Task objective>
Every line from the one bearing "What data populates" through the last line of the records below is to be output exactly, and no other line; leave out the pictures.

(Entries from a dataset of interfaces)
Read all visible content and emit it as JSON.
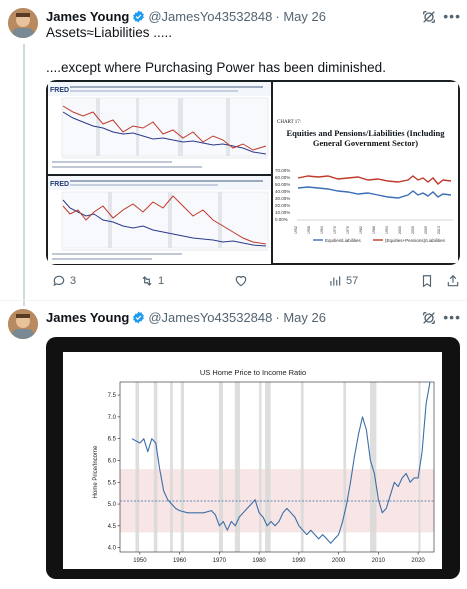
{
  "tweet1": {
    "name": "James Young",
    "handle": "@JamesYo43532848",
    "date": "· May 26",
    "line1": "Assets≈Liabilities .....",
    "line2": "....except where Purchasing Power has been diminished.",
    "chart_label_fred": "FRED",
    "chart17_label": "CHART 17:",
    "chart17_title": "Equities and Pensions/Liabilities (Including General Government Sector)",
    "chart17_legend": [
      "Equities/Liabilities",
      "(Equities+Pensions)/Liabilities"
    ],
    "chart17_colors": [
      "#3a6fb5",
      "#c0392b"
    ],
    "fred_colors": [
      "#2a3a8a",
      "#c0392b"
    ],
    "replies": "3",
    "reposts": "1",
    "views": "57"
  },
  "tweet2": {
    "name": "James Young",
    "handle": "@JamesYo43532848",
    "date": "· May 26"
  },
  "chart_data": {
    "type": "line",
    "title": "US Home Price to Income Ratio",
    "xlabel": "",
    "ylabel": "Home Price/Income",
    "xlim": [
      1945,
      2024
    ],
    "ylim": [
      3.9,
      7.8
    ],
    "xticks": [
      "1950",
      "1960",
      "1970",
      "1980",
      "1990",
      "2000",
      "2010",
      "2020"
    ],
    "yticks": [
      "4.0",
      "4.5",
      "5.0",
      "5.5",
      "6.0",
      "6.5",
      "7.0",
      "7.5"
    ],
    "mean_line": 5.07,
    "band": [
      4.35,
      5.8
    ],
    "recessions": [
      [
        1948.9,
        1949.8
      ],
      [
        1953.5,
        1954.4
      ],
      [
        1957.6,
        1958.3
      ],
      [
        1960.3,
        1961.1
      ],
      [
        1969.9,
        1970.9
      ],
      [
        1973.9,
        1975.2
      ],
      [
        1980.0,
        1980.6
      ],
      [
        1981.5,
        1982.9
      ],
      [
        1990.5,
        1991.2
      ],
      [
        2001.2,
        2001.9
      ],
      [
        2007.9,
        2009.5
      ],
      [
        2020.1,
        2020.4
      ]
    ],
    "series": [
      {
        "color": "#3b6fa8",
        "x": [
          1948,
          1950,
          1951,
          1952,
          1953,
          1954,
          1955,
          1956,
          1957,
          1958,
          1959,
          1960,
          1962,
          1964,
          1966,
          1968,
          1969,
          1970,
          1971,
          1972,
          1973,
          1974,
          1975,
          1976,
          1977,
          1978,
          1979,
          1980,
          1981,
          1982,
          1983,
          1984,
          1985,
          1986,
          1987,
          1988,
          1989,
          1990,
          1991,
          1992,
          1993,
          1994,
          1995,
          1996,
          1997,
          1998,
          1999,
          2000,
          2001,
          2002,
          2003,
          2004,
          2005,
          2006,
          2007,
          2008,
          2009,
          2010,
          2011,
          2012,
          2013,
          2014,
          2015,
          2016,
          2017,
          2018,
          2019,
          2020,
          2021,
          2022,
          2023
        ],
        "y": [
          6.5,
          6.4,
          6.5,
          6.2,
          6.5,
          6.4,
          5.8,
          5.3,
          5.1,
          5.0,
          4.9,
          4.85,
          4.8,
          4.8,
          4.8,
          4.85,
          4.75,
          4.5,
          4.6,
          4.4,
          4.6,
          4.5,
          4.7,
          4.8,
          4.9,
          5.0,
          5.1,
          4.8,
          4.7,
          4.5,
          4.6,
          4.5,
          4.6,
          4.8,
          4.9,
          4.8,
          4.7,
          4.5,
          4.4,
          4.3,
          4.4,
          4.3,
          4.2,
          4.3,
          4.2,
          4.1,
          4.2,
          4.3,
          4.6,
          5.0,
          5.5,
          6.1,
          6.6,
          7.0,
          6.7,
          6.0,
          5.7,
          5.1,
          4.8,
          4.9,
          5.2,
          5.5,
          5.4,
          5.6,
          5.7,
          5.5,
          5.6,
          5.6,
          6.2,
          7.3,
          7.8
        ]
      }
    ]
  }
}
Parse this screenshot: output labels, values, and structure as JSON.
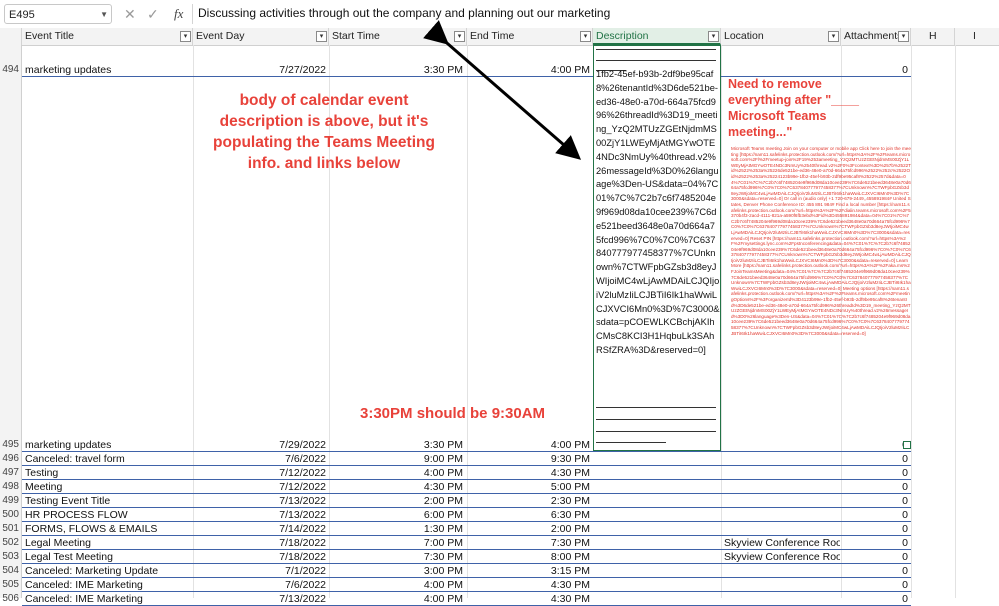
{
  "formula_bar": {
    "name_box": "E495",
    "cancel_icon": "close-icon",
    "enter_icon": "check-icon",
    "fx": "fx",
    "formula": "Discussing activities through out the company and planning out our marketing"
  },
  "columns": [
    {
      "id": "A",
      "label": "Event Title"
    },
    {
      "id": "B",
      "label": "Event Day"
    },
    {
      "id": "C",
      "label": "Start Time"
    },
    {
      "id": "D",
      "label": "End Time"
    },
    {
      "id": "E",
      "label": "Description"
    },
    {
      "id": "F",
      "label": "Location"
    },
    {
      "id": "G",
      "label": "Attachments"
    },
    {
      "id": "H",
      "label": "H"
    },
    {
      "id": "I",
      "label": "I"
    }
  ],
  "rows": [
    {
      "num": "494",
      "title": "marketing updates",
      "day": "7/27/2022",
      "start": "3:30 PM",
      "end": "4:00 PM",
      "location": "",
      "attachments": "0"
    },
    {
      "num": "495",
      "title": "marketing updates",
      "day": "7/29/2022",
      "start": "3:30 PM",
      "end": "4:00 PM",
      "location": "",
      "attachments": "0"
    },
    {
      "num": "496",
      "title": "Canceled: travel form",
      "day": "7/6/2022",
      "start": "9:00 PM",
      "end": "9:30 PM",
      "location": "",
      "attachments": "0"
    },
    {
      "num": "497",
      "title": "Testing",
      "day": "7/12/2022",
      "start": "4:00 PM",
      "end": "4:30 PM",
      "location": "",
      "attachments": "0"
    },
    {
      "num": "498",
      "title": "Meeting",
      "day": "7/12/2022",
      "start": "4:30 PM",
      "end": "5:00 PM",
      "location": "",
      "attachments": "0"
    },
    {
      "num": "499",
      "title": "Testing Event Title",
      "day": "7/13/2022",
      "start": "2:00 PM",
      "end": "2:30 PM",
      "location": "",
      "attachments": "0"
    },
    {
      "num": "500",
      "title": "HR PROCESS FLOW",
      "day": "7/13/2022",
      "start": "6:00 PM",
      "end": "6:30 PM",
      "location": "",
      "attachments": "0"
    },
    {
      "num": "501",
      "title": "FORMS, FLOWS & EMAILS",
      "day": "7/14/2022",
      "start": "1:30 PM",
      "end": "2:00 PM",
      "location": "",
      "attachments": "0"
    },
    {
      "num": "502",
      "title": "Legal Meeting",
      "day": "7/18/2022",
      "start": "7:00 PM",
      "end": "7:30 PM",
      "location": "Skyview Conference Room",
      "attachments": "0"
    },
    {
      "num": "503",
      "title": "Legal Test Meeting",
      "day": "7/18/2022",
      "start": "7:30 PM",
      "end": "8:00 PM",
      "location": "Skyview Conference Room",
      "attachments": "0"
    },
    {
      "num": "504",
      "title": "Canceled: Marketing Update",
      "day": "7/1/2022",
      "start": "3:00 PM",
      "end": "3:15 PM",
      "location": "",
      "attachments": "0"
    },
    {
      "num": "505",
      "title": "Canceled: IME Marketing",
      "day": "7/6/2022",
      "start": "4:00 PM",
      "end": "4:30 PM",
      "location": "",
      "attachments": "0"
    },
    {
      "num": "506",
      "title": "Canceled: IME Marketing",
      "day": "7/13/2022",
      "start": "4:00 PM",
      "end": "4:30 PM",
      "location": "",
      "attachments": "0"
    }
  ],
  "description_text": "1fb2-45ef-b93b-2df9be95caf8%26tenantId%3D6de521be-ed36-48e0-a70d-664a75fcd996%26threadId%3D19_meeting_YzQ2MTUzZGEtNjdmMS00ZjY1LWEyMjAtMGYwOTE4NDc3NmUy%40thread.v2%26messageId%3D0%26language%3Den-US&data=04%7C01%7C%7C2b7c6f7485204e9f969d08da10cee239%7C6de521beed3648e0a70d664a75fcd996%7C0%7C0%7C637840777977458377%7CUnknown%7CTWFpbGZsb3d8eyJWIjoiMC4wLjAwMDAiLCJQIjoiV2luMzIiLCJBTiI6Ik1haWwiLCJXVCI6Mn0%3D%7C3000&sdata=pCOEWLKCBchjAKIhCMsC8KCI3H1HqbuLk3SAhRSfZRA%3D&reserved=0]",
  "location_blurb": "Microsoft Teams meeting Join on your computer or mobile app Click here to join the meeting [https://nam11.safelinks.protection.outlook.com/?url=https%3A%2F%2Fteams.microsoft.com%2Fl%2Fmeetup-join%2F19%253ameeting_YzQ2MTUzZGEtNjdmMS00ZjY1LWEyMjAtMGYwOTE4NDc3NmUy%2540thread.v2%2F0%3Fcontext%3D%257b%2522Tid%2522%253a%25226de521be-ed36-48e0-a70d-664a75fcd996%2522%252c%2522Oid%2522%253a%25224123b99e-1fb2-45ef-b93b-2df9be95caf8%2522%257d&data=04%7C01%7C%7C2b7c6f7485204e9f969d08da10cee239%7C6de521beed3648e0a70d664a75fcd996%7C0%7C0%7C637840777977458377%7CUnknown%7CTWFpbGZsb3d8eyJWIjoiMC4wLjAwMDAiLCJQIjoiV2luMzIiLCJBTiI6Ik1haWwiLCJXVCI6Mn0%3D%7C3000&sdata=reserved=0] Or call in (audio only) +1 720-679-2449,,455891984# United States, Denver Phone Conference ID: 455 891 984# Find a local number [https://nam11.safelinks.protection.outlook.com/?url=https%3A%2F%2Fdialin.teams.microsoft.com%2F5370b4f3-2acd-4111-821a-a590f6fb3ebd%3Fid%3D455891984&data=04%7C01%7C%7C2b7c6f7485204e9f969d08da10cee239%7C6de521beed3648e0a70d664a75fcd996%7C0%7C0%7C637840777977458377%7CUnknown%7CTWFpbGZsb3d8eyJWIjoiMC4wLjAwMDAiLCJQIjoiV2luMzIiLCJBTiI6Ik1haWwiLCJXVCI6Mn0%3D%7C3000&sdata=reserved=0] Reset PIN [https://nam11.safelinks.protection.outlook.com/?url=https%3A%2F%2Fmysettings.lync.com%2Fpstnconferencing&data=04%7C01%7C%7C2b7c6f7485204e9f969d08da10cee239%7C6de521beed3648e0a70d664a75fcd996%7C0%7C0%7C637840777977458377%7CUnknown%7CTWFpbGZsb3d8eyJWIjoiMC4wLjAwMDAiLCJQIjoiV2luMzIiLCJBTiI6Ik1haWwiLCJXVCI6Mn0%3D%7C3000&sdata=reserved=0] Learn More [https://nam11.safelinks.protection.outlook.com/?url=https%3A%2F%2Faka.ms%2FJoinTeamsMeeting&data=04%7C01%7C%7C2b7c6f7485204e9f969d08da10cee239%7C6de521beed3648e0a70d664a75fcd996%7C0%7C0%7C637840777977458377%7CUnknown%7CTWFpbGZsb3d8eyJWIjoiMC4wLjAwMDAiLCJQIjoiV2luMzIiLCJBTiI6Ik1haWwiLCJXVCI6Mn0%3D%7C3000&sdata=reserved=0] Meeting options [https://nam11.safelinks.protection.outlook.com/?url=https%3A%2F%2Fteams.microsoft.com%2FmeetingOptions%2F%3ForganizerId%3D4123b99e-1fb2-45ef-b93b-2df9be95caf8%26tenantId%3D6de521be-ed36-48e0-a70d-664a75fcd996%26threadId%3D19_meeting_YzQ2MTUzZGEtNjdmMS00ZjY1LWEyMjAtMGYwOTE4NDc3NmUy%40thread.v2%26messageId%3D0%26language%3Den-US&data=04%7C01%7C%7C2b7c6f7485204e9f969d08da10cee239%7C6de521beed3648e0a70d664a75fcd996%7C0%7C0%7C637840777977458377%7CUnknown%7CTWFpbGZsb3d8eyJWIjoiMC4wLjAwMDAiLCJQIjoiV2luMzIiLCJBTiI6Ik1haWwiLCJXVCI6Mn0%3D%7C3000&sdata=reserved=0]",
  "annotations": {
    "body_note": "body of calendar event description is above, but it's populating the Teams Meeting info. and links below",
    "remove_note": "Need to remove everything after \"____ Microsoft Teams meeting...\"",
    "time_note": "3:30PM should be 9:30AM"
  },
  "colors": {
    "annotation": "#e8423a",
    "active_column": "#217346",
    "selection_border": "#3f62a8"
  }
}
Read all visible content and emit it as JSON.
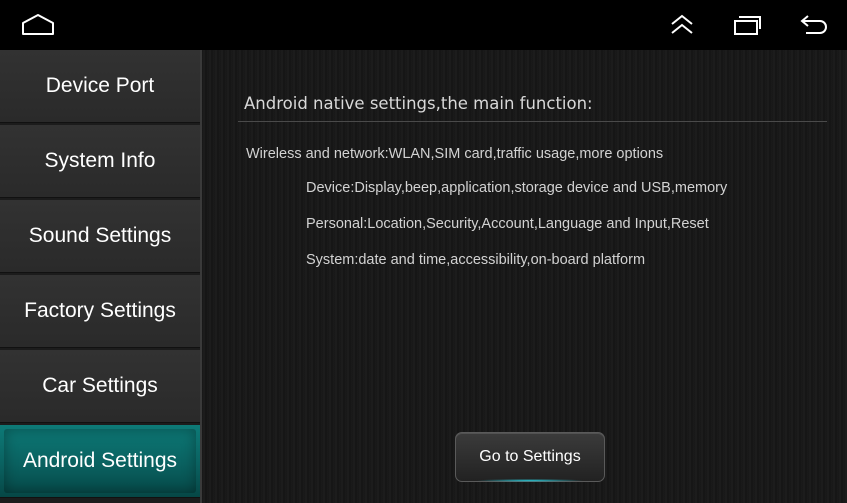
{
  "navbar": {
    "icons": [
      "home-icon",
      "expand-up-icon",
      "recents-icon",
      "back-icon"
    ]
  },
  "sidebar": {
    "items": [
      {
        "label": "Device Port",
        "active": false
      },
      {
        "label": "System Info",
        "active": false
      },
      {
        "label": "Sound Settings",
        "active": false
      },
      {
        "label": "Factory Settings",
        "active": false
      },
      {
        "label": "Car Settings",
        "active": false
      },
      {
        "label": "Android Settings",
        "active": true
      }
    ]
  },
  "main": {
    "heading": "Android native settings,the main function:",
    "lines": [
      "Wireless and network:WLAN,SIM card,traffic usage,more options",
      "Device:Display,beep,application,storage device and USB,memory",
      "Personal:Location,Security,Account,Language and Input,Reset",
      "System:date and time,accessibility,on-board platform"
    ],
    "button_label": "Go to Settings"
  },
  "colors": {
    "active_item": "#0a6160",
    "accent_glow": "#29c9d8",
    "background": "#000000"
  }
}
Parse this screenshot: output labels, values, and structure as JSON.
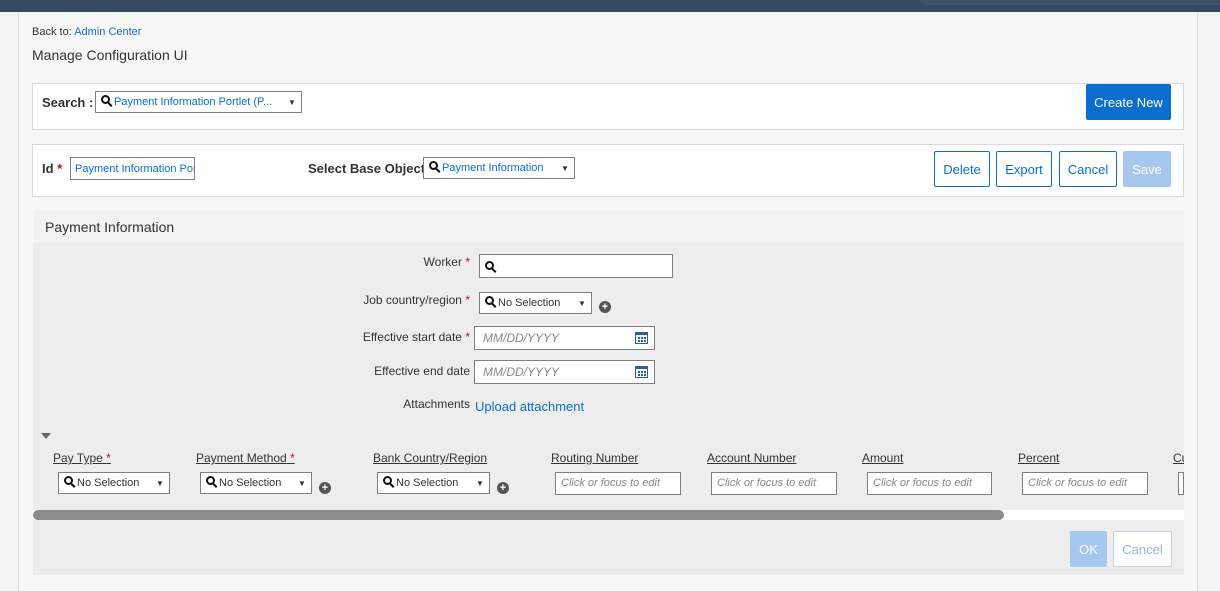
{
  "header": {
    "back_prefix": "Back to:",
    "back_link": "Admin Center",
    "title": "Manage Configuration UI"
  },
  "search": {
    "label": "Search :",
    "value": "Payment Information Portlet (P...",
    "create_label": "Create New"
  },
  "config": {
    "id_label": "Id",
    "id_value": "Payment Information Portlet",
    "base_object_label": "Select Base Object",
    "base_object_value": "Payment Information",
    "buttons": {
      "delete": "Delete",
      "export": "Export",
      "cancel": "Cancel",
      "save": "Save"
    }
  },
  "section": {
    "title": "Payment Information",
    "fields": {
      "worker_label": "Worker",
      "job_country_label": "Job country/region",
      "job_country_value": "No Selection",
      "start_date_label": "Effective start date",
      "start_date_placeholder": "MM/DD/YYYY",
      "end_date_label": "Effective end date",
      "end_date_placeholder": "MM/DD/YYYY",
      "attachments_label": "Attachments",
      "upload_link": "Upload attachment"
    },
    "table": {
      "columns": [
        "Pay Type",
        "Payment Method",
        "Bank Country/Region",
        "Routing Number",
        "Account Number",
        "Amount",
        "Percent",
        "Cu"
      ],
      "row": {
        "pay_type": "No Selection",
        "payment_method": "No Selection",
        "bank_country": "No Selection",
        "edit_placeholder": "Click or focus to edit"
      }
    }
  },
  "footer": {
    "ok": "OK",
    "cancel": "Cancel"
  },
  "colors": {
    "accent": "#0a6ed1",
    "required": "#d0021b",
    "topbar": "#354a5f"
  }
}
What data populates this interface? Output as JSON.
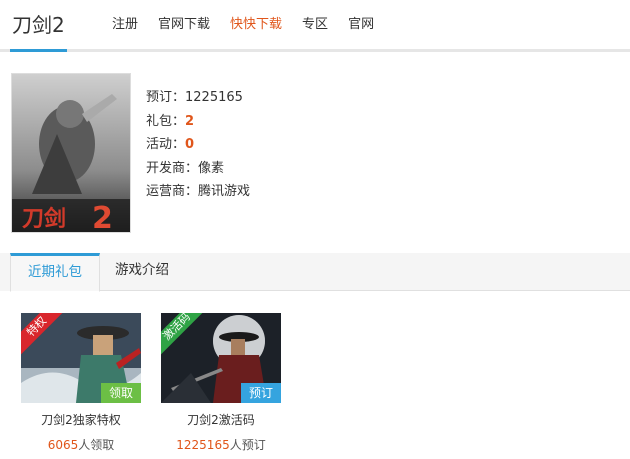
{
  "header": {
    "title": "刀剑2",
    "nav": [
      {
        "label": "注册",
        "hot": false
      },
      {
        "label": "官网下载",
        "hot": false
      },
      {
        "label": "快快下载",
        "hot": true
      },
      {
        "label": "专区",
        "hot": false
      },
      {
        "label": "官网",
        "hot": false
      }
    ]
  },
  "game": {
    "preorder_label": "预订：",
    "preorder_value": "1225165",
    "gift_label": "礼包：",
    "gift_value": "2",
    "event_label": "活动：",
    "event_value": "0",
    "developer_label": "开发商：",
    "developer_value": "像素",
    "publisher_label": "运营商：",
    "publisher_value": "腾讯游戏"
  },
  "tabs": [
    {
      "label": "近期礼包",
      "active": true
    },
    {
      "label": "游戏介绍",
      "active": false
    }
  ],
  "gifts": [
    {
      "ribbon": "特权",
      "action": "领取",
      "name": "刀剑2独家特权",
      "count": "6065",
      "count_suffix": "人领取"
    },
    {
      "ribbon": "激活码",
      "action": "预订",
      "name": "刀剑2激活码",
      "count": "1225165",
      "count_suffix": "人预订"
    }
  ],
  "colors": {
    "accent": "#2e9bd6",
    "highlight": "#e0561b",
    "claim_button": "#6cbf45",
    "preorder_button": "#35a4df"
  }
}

Reply to the task>
What data populates this interface? Output as JSON.
{
  "header": {
    "title": "刀剑2",
    "nav": [
      {
        "label": "注册",
        "hot": false
      },
      {
        "label": "官网下载",
        "hot": false
      },
      {
        "label": "快快下载",
        "hot": true
      },
      {
        "label": "专区",
        "hot": false
      },
      {
        "label": "官网",
        "hot": false
      }
    ]
  },
  "game": {
    "preorder_label": "预订：",
    "preorder_value": "1225165",
    "gift_label": "礼包：",
    "gift_value": "2",
    "event_label": "活动：",
    "event_value": "0",
    "developer_label": "开发商：",
    "developer_value": "像素",
    "publisher_label": "运营商：",
    "publisher_value": "腾讯游戏"
  },
  "tabs": [
    {
      "label": "近期礼包",
      "active": true
    },
    {
      "label": "游戏介绍",
      "active": false
    }
  ],
  "gifts": [
    {
      "ribbon": "特权",
      "action": "领取",
      "name": "刀剑2独家特权",
      "count": "6065",
      "count_suffix": "人领取"
    },
    {
      "ribbon": "激活码",
      "action": "预订",
      "name": "刀剑2激活码",
      "count": "1225165",
      "count_suffix": "人预订"
    }
  ],
  "colors": {
    "accent": "#2e9bd6",
    "highlight": "#e0561b",
    "claim_button": "#6cbf45",
    "preorder_button": "#35a4df"
  }
}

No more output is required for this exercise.